The Sandinista government, trying to improve relations with Indians inhabiting Nicaragua's Caribbean coast, has pledged to grant some degree of self-rule to the region and has opened formal talks with one of the two major Indian guerrilla groups.
The government named a nine-member commission on Dec. 5 to design laws and policies to guarantee some autonomy in the coastal zone inhabited by Miskito, Sumu and Rama Indians.
"The central government is going to be modified, to be reorganized in that region, beginning with the recognition of a different reality -- historical, cultural, linguistic and social," the commission's coordinator, Deputy Interior Minister Luis Carrion, said in an interview yesterday.
While the government did not spell out any ideas in advance on how much autonomy would be granted, the naming of the commission appeared designed to satisfy the Indians' desire for self-rule and help end the insurrections by the two Indian guerrilla groups. The government has drawn international criticism for its treatment of the Miskitos since the 1979 revolution, and particularly for the forced resettlement of thousands of Miskitos in early 1982.
Carrion met for two days last weekend in Bogota, Colombia, with Brooklyn Rivera, leader of the Indian rebel organization Misurasata.
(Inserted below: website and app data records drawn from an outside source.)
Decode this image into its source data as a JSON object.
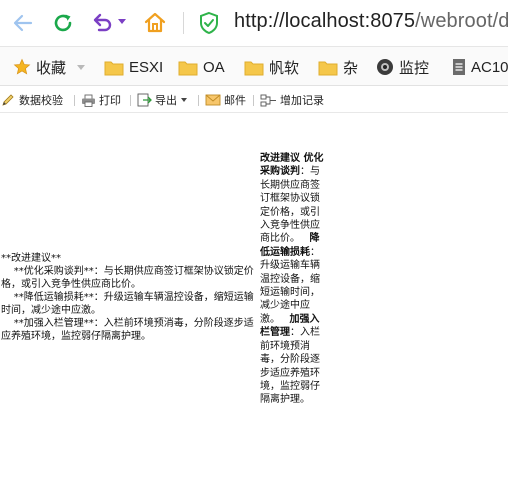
{
  "browser": {
    "url_host": "http://localhost:8075",
    "url_path": "/webroot/d"
  },
  "bookmarks": [
    {
      "label": "收藏",
      "icon": "star-icon"
    },
    {
      "label": "ESXI",
      "icon": "folder-icon"
    },
    {
      "label": "OA",
      "icon": "folder-icon"
    },
    {
      "label": "帆软",
      "icon": "folder-icon"
    },
    {
      "label": "杂",
      "icon": "folder-icon"
    },
    {
      "label": "监控",
      "icon": "camera-icon"
    },
    {
      "label": "AC10",
      "icon": "page-icon"
    }
  ],
  "toolbar": {
    "validate": "数据校验",
    "print": "打印",
    "export": "导出",
    "mail": "邮件",
    "add_record": "增加记录"
  },
  "report": {
    "left_text": "**改进建议**\n    **优化采购谈判**：与长期供应商签订框架协议锁定价格，或引入竞争性供应商比价。\n    **降低运输损耗**：升级运输车辆温控设备，缩短运输时间，减少途中应激。\n    **加强入栏管理**：入栏前环境预消毒，分阶段逐步适应养殖环境，监控弱仔隔离护理。",
    "right_h1": "改进建议 优化采购谈判",
    "right_t1": "：与长期供应商签订框架协议锁定价格，或引入竞争性供应商比价。",
    "right_h2": "降低运输损耗",
    "right_t2": "：升级运输车辆温控设备，缩短运输时间，减少途中应激。",
    "right_h3": "加强入栏管理",
    "right_t3": "：入栏前环境预消毒，分阶段逐步适应养殖环境，监控弱仔隔离护理。"
  },
  "colors": {
    "back_arrow": "#9fc4ef",
    "refresh": "#1aa84a",
    "undo": "#7b3fc4",
    "home": "#f0a020",
    "shield": "#2fb34a",
    "folder": "#f5c74a"
  }
}
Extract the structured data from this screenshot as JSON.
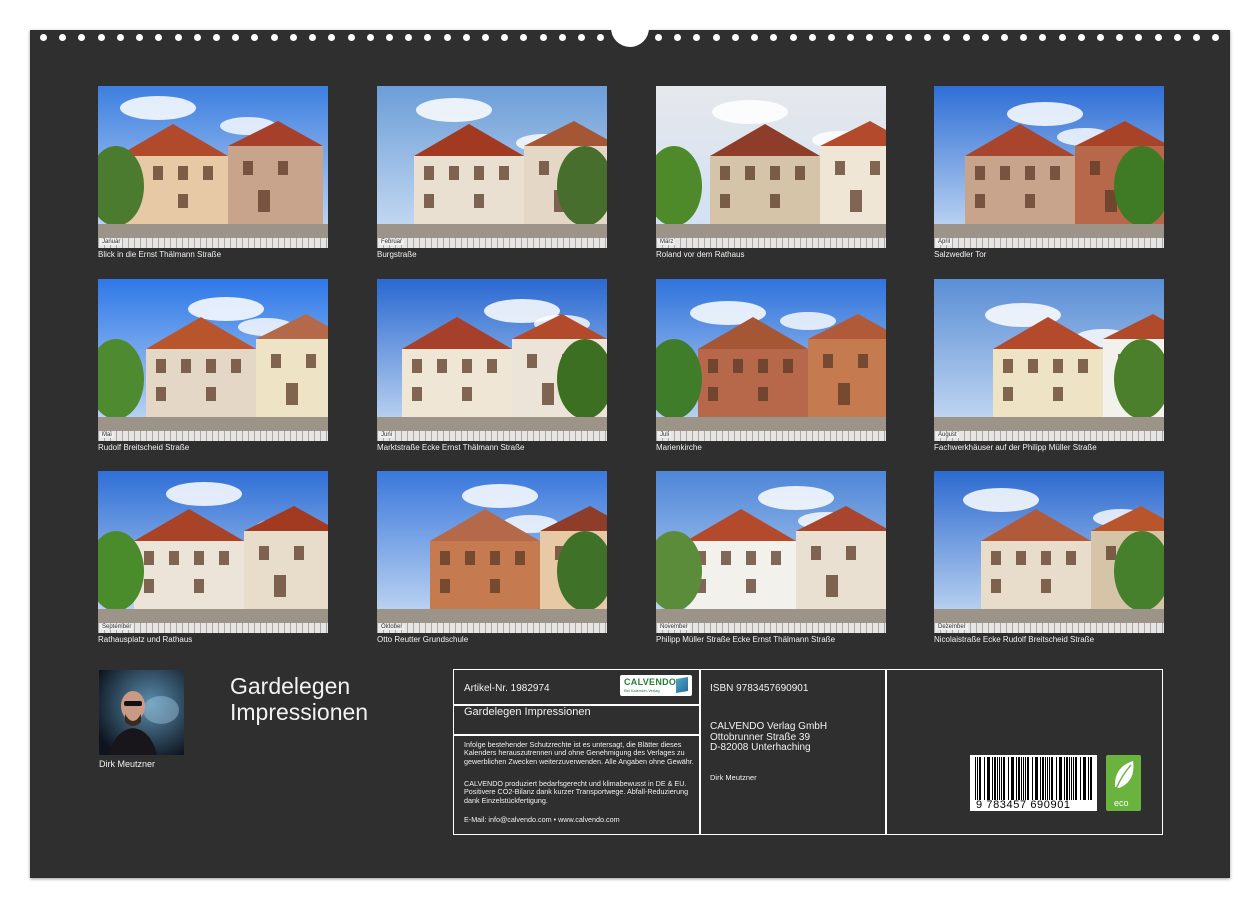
{
  "photos": [
    {
      "caption": "Blick in die Ernst Thälmann Straße",
      "month": "Januar"
    },
    {
      "caption": "Burgstraße",
      "month": "Februar"
    },
    {
      "caption": "Roland vor dem Rathaus",
      "month": "März"
    },
    {
      "caption": "Salzwedler Tor",
      "month": "April"
    },
    {
      "caption": "Rudolf Breitscheid Straße",
      "month": "Mai"
    },
    {
      "caption": "Marktstraße Ecke Ernst Thälmann Straße",
      "month": "Juni"
    },
    {
      "caption": "Marienkirche",
      "month": "Juli"
    },
    {
      "caption": "Fachwerkhäuser auf der  Philipp Müller Straße",
      "month": "August"
    },
    {
      "caption": "Rathausplatz und Rathaus",
      "month": "September"
    },
    {
      "caption": "Otto Reutter Grundschule",
      "month": "Oktober"
    },
    {
      "caption": "Philipp Müller Straße Ecke Ernst Thälmann Straße",
      "month": "November"
    },
    {
      "caption": "Nicolaistraße Ecke Rudolf Breitscheid Straße",
      "month": "Dezember"
    }
  ],
  "author": {
    "name": "Dirk Meutzner"
  },
  "title": {
    "line1": "Gardelegen",
    "line2": "Impressionen"
  },
  "info": {
    "article_no": "Artikel-Nr. 1982974",
    "product_title": "Gardelegen Impressionen",
    "legal_text": "Infolge bestehender Schutzrechte ist es untersagt, die Blätter dieses Kalenders herauszutrennen und ohne Genehmigung des Verlages zu gewerblichen Zwecken weiterzuverwenden. Alle Angaben ohne Gewähr.",
    "eco_text": "CALVENDO produziert bedarfsgerecht und klimabewusst in DE & EU. Positivere CO2-Bilanz dank kurzer Transportwege. Abfall-Reduzierung dank Einzelstückfertigung.",
    "contact": "E-Mail: info@calvendo.com • www.calvendo.com",
    "isbn": "ISBN 9783457690901",
    "publisher_name": "CALVENDO Verlag GmbH",
    "publisher_street": "Ottobrunner Straße 39",
    "publisher_city": "D-82008 Unterhaching",
    "photographer": "Dirk Meutzner",
    "logo_brand": "CALVENDO",
    "logo_sub": "Bei Kalender-Verlag",
    "barcode_digits": "9 783457 690901",
    "eco_label": "eco"
  },
  "colors": {
    "background": "#2f2f2f",
    "text": "#f2f2f2",
    "sky": "#2f6fd6",
    "eco_green": "#6ab33f"
  }
}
Rivera, who visited Managua in a peace bid in October, is the first prominent Nicaraguan rebel leader to hold formal talks with the government.
The sides agreed to meet again on Jan. 19-20, but both negotiators said that they had disagreed over fundamental issues and accused each other of intransigence. Disputes arose over whether the Indians have sovereign rights and which side should develop the autonomy plan, the two negotiators said.
"It's good that the government has a commission to study autonomy, but it cannot be accepted that the conflict is going to be resolved within this framework," Rivera said yesterday by telephone from his home in San Jose, Costa Rica.
Misurasata guerrillas under Rivera's leadership have fought the Army along the southeastern border with Costa Rica since 1982. Fighting has dropped off considerably in recent months, however, and during the talks the government proposed a cease-fire.
Rivera said he resisted this and pressed demands that the government formally recognize that the three indigenous tribes were "sovereign peoples." He also asserted that "any project [for autonomy] must come from us" rather than from the government.
"There was difficulty with the government's position on recognizing the indigenous as peoples. This recognition is essential," Rivera said.
Carrion, a member of the Sandinista Front's nine-man directorate, said that to recognize the Indians as sovereign peoples would risk granting what he called a "base" for them to seek to establish an independent nation. While Misurasata seemed willing to accept autonomy within Nicaragua, Rivera appeared to keep open the possibility of seeking to establish a separate country.
"It is inconceivable that a revolutionary government cannot recognize these indigenous peoples as peoples when in other countries Indians are recognized as nations," Rivera said.
Carrion said the government would consult with Misurasata -- but also with other Indian organizations, including the pro-Sandinista group Misatan -- in preparing its autonomy plan. "Misurasata cannot speak in the name of all of the Indians of Nicaragua," Carrion said, although it includes members of the three groupings. He also said that the government had to consider the situations of non-Indian people in the coastal zone, including those of African, Asian and European descent.
Misurasata formally belongs to the insurgent Democratic Revolutionary Alliance, which includes former Sandinista hero Eden Pastora. The other major Indian insurgent group, Misura, is linked to the Honduran-based Nicaraguan Democratic Force. Carrion expressed doubt that Misura, headed by Steadman Fagoth, would come to the bargaining table.
"Fagoth has placed his bets with the counterrevolution," Carrion said. He said that Rivera only had between 400 and 500 men under arms, compared with at least 6,000 in the Nicaraguan Democratic Force, so a cease-fire with Misurasata alone would "not change the balance of forces in the war." Rivera suggested that he had more than 500 men.
Only river and air traffic connects the sparsely populated Caribbean coast to Nicaragua's population centers along the western Pacific coast and central mountain range.